Solomon said that many survey respondents feared that they “just feel like I’m gonna be the only Black person there” if they ventured outside of their neighborhoods into regional parks.
That was how Sheba Rogers felt when she thought about trying kayaking. So she was excited to attend the annual browns, Blacks and Kayaks event held by Black to the Land Coalition, another Detroit-based group that focuses on providing cost-efficient outdoor activities for Black and brown people.
Black to the Land’s annual Browns, Blacks and Kayaks event provides people of color with nature-centered events. (Photo by Reel Clever Films)
Rogers initially attended because of friends mentioning the event, and later reflected on the beauty in the intention Black to the Land had seemed to set. “I think the intention [was] rooted in something much deeper than just an event. It was rooted in education, exposure, grounding, and our well-being,” she said.
The organization hosts several events throughout the year that cater to Black and other people of color, including opportunities for hiking, camping, kayaking and other nature-centered events. Their annual browns, Blacks and Kayaks event is a staple event for them. It offers affordable kayaking, food options, and plenty of space specifically for Black and brown people to simply “be” in nature.
Participants said the experience went beyond just kayaking as an activity. “You saw a family set up in their tents, just hanging out for the day. It was a time to really relax and not just come for one thing and leave,” Rogers said. “We looked into the water and we saw fish, and we saw turtles and it was just very intimate to be that close to the water like that.”
For Rogers, having an organized activity to cater to people of color helped her overcome her reticence about trying a new outdoor sport.
“I feel that it is 100% important to have Black-centered spaces,” she said. “Being that it was a Black-centered space, we could fully relax. And I think it will continue to cultivate more people coming out to this kind of space. Because I think it was done with a sense of who we are and what we need, in a very authentic way.”
Solomon plans to use his survey results to build solutions to the challenges preventing Black and brown people from enjoying recreational activities. The organization is raising money to create a mutual aid fund to support those who want to engage in outdoor activities but don’t have the means.
“We’ll have tents, sleeping bags, and everything else you would need to have an outdoor experience. We’ll also have cash for gas because, again, there is a big economic barrier, although the outdoors is free,” he said.
In the meantime, Amplify Outside has hosted meetups for hikes with like-minded organizations like Outdoor Afro to create a sense of community for Black and brown people. Solomon said people of all ages and experiences attend walks and leave satisfied and ready for the next event.

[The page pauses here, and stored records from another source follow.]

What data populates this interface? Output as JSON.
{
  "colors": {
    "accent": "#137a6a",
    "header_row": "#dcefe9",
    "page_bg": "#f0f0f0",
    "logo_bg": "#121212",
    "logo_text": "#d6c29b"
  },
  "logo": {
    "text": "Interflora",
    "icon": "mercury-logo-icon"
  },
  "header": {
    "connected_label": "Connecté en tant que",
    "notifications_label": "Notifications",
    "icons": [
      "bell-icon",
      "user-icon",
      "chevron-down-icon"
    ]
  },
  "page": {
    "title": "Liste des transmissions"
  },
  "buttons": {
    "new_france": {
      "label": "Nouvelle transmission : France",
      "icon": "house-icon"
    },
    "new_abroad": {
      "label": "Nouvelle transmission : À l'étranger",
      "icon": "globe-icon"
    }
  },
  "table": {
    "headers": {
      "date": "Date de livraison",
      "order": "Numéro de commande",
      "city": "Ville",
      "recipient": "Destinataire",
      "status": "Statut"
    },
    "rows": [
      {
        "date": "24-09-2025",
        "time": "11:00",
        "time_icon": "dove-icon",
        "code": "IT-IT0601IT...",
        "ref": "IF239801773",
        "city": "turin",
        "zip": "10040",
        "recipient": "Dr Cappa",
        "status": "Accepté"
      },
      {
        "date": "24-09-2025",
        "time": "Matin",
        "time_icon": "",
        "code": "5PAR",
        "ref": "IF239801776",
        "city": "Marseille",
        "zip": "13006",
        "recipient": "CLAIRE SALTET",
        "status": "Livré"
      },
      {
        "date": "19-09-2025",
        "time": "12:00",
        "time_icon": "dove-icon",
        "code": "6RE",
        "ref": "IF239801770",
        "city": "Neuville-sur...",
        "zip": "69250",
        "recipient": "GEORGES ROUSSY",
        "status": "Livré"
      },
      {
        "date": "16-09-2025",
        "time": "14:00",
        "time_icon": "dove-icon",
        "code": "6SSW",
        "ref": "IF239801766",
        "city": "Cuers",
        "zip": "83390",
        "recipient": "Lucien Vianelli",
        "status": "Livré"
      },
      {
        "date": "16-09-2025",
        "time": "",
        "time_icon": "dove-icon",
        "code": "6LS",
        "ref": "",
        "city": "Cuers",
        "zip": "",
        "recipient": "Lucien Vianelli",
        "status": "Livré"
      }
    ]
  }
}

“I hope that this kind of work starts larger conversations that go beyond outdoor recreation and really get into what we need as a community for liberation,” Solomon said. “So, as much as this is about having fun outside, it’s also about attacking these systems that have kept us back as a community has affected our physical and mental health.”
This story is published through the Equitable Cities Reporting Hub for Environmental Justice, an initiative led by Grist and Next City and was originally published at Planet Detroit.
Rukiya Colvin is a Detroit-based freelance writer and community organizer. She was Planet Detroit’s 2021 Environmental Journalism Fellow. A lifelong east side resident of Detroit, Colvin has a deep-rooted passion for creating equity in her community. She’s finishing up a master’s degree at Wayne State University in urban planning with a concentration on housing and community development. When she’s not working, you can find her connecting with other community members, somewhere people watching, hanging with her son, or in the backyard gardening.